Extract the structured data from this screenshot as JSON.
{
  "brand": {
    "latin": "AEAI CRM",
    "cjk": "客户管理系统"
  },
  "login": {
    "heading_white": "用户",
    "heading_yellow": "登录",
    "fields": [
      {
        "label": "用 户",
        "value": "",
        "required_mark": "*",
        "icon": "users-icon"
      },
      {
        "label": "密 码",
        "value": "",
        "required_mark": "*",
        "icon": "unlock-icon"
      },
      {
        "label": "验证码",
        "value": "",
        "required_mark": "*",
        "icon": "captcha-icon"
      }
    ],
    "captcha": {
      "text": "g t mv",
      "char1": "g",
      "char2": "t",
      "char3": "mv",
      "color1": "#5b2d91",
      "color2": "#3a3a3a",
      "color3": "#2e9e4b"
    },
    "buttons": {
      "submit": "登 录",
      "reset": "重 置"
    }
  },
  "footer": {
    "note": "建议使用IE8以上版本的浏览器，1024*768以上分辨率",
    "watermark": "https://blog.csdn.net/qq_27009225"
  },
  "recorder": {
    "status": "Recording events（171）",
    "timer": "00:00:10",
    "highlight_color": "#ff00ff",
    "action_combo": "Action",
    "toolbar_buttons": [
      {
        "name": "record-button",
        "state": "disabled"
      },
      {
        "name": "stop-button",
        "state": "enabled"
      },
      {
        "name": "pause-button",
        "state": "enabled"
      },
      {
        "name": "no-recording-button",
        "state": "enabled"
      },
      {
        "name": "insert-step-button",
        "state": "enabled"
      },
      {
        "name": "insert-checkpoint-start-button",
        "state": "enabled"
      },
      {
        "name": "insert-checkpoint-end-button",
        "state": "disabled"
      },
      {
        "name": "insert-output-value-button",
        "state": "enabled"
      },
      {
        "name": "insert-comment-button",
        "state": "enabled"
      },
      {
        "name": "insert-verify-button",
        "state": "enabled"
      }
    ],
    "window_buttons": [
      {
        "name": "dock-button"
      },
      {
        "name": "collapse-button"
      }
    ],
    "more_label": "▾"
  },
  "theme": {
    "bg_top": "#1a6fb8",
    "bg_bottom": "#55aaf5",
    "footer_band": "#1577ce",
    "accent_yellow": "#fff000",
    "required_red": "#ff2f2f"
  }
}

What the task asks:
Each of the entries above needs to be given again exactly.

Solution to this task:
Extract the structured data from this screenshot as JSON.
{
  "brand": {
    "latin": "AEAI CRM",
    "cjk": "客户管理系统"
  },
  "login": {
    "heading_white": "用户",
    "heading_yellow": "登录",
    "fields": [
      {
        "label": "用 户",
        "value": "",
        "required_mark": "*",
        "icon": "users-icon"
      },
      {
        "label": "密 码",
        "value": "",
        "required_mark": "*",
        "icon": "unlock-icon"
      },
      {
        "label": "验证码",
        "value": "",
        "required_mark": "*",
        "icon": "captcha-icon"
      }
    ],
    "captcha": {
      "text": "g t mv",
      "char1": "g",
      "char2": "t",
      "char3": "mv",
      "color1": "#5b2d91",
      "color2": "#3a3a3a",
      "color3": "#2e9e4b"
    },
    "buttons": {
      "submit": "登 录",
      "reset": "重 置"
    }
  },
  "footer": {
    "note": "建议使用IE8以上版本的浏览器，1024*768以上分辨率",
    "watermark": "https://blog.csdn.net/qq_27009225"
  },
  "recorder": {
    "status": "Recording events（171）",
    "timer": "00:00:10",
    "highlight_color": "#ff00ff",
    "action_combo": "Action",
    "toolbar_buttons": [
      {
        "name": "record-button",
        "state": "disabled"
      },
      {
        "name": "stop-button",
        "state": "enabled"
      },
      {
        "name": "pause-button",
        "state": "enabled"
      },
      {
        "name": "no-recording-button",
        "state": "enabled"
      },
      {
        "name": "insert-step-button",
        "state": "enabled"
      },
      {
        "name": "insert-checkpoint-start-button",
        "state": "enabled"
      },
      {
        "name": "insert-checkpoint-end-button",
        "state": "disabled"
      },
      {
        "name": "insert-output-value-button",
        "state": "enabled"
      },
      {
        "name": "insert-comment-button",
        "state": "enabled"
      },
      {
        "name": "insert-verify-button",
        "state": "enabled"
      }
    ],
    "window_buttons": [
      {
        "name": "dock-button"
      },
      {
        "name": "collapse-button"
      }
    ],
    "more_label": "▾"
  },
  "theme": {
    "bg_top": "#1a6fb8",
    "bg_bottom": "#55aaf5",
    "footer_band": "#1577ce",
    "accent_yellow": "#fff000",
    "required_red": "#ff2f2f"
  }
}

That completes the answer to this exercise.